● EXERCISE AIM: Within the listing that follows, how many lines contain the word "views"? Only the number is wanted.

* * *

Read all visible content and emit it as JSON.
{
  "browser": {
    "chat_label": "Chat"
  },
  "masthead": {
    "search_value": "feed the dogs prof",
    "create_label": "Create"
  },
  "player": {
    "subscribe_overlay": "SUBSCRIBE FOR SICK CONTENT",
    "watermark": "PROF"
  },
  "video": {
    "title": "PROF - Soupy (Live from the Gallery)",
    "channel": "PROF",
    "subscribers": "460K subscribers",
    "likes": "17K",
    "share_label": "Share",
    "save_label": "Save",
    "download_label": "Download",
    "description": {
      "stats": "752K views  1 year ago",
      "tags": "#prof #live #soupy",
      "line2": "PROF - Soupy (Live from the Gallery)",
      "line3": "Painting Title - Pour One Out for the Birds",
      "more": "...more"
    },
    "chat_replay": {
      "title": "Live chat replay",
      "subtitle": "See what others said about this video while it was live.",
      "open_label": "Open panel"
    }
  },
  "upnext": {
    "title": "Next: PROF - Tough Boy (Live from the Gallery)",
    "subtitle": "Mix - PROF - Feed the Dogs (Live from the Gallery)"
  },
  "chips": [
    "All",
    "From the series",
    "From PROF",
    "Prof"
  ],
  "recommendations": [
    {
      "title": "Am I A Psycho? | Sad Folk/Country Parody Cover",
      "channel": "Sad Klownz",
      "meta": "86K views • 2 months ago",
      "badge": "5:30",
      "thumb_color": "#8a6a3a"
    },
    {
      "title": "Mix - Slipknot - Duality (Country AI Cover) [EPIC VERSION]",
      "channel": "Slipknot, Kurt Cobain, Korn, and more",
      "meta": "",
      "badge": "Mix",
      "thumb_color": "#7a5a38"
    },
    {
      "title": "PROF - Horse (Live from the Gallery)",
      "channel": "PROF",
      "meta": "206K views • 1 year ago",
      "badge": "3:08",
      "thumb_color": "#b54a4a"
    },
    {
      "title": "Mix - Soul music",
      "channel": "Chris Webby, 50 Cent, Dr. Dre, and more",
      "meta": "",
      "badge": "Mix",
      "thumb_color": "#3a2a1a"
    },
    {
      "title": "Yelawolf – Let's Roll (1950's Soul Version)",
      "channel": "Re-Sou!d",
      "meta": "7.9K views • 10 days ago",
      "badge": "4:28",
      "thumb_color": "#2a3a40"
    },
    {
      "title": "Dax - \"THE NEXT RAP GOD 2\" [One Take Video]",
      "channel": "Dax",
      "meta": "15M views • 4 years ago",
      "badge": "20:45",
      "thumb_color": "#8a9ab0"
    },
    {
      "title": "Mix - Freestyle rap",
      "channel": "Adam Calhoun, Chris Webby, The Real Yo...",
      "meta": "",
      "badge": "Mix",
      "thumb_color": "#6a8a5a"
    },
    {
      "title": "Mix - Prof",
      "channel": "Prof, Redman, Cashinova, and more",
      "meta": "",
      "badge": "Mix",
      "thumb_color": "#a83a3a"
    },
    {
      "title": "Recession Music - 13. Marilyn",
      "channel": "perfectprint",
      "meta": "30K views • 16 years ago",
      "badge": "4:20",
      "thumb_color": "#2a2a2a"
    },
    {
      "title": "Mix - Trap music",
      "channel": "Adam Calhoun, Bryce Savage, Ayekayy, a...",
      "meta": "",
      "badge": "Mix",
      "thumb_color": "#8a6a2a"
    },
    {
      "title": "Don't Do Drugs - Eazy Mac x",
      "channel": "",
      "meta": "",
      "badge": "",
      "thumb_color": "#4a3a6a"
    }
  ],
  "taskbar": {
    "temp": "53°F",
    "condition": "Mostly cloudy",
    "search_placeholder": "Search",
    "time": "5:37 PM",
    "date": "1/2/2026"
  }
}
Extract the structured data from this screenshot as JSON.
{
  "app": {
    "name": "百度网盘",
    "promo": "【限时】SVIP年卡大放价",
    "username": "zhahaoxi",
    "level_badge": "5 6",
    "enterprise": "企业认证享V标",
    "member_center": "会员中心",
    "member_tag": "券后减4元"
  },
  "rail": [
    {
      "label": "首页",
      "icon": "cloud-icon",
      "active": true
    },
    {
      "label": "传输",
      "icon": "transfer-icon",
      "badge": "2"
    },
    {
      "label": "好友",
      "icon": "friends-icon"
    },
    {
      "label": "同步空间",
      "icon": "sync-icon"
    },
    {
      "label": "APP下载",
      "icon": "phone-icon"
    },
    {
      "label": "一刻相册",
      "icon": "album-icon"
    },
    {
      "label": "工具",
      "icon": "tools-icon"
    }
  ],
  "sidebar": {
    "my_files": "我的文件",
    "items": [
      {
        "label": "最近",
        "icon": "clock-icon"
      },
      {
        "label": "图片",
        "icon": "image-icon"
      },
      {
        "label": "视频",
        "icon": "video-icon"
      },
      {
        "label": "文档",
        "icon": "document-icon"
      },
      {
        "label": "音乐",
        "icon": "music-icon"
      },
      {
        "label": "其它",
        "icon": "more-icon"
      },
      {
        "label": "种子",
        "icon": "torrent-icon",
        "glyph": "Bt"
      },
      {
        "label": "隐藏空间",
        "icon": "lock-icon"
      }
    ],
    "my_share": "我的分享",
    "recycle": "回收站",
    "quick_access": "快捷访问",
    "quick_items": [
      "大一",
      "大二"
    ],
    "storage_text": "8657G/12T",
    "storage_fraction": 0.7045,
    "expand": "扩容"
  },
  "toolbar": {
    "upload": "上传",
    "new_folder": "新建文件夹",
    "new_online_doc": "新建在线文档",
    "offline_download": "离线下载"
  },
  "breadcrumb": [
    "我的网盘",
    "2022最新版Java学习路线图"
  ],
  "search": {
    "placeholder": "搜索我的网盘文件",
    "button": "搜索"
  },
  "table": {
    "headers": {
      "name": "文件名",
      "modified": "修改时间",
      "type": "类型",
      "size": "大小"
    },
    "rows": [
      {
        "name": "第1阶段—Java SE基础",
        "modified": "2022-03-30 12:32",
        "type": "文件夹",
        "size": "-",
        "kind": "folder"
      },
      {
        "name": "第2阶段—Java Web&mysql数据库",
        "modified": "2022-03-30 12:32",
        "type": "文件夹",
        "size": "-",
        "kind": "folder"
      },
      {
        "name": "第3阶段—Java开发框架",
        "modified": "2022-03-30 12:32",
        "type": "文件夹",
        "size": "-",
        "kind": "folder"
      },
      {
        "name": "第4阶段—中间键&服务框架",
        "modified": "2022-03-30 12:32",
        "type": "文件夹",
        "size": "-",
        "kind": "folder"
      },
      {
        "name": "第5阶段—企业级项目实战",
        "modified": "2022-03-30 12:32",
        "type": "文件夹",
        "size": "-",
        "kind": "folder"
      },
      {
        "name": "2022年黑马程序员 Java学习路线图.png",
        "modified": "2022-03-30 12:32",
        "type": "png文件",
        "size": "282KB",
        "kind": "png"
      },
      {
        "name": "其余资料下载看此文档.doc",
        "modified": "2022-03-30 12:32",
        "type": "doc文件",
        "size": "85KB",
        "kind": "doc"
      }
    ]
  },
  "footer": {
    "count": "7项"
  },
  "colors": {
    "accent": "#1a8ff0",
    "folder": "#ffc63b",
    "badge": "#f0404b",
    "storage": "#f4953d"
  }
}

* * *

● RESULT BELOW: 6